She was already furious about Emanuel’s plan to drop an earlier requirement that units rented for more than 90 nights a year be licensed as bed-and-breakfast or vacation rental.
“So, in a residential neighborhood, which for a hundred years has not had businesses on every street, the burden would be on my community or any of our communities and the aldermen to make sure that we fight every single one of these,” Smith said.
“In zoning, we run into this issue all the time. There’s special uses. We have big battles,” she said. “But in business licensing, people have a right to equal treatment under the law. So, I’m very concerned how this could possibly be administered in a way that would not inevitably result in every limitation . . . being overcome. I just don’t know how to do it. We haven’t been able to do it with PPA’s. We haven’t been able to do it with liquor licenses. And we’re a pretty involved ward. We pretty much show up.”
Smith said she has “600 of these [properties] right now and we are trying to stop the proliferation. . . . It’s leading to a housing shortage” in Lincoln Park.
She presented the chairmen with a letter signed by 11 community groups representing over 140,000 North Side residents demanding more regulation.
Reading from an Airbnb listing on Geneva Terrace, she said, “This one owner advertised that in his two four-bedroom apartments, you can sleep 20 guests to go to a party at Wrigley and three apartments in a building only a short distance away, you can sleep 28. Forty-eight new people on block that can come and stay in our neighborhood. And under the administrative adjustment that was just proposed, they could be approved. Plus, there are at least 61 other listings within a six-block area.”
“This is why the issue of proliferation has become the issue of the day,” Smith said.
Ald. John Arena (45th) also voiced concern about the administrative review provision in an ordinance he called “half-baked.”

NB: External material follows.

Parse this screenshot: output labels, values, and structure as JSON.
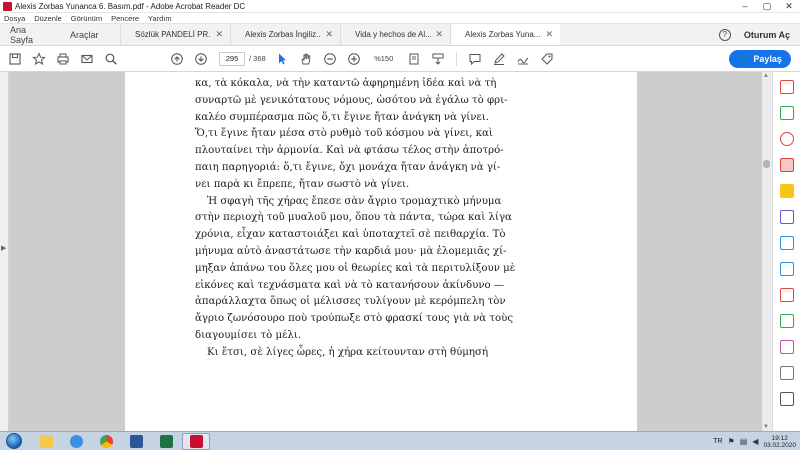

“It feels a little bit like we’re building the car while we’re driving it,” Arena said.
Perhaps to give Emanuel political cover and make it appear that he has crafted a balanced compromise, Airbnb has declared its opposition to key elements of the mayor’s plan.
“We oppose the substitute ordinance as currently drafted because it creates new barriers for Chicagoans to share their homes and will make it harder for similarly situated families to supplement their incomes and stay in their homes,” Jill Irvin, director of public policy for Airbnb told aldermen.
“Don’t misunderstand. Airbnb does want to be regulated,” she said. “But we cannot support excessive regulations that will cost middle-class Chicagoans millions in extra income.”
During Tuesday’s meeting, downtown Ald. Brendan Reilly (42nd) tried to hold Irvin’s feet to the fire.
He pointed to the fact that his 2010 vacation rental ordinance has been widely ignored by the home-sharing industry.
“You’re marketing over 5,000 [properties] in Chicago, hardly any of them with a license or regulation. That suggests to me that, if you don’t like the next ordinance this Council passes, you’ll choose to ignore that one as well. Assuming we pass a law that you don’t love, can we count on you to obey that one because you haven’t obeyed the one that’s on the books today?” Reilly said.
With the chambers filled with Chicagoans who have used Airbnb to supplement their incomes, some of whom testified Tuesday, Irvin replied, “You can tell by the sense of the room what your answer is.”
In an emailed statement, Airbnb spokesman Christopher Nulty said, “Our opposition to the mayor’s ordinance is very real. We are not providing any political cover. We are doing what we think is best for our hosts and our business.”
The law in question prohibits states from imposing legal liability on internet platforms based on content posted by their users, including preventing states from compelling internet platforms to remove user-generated content.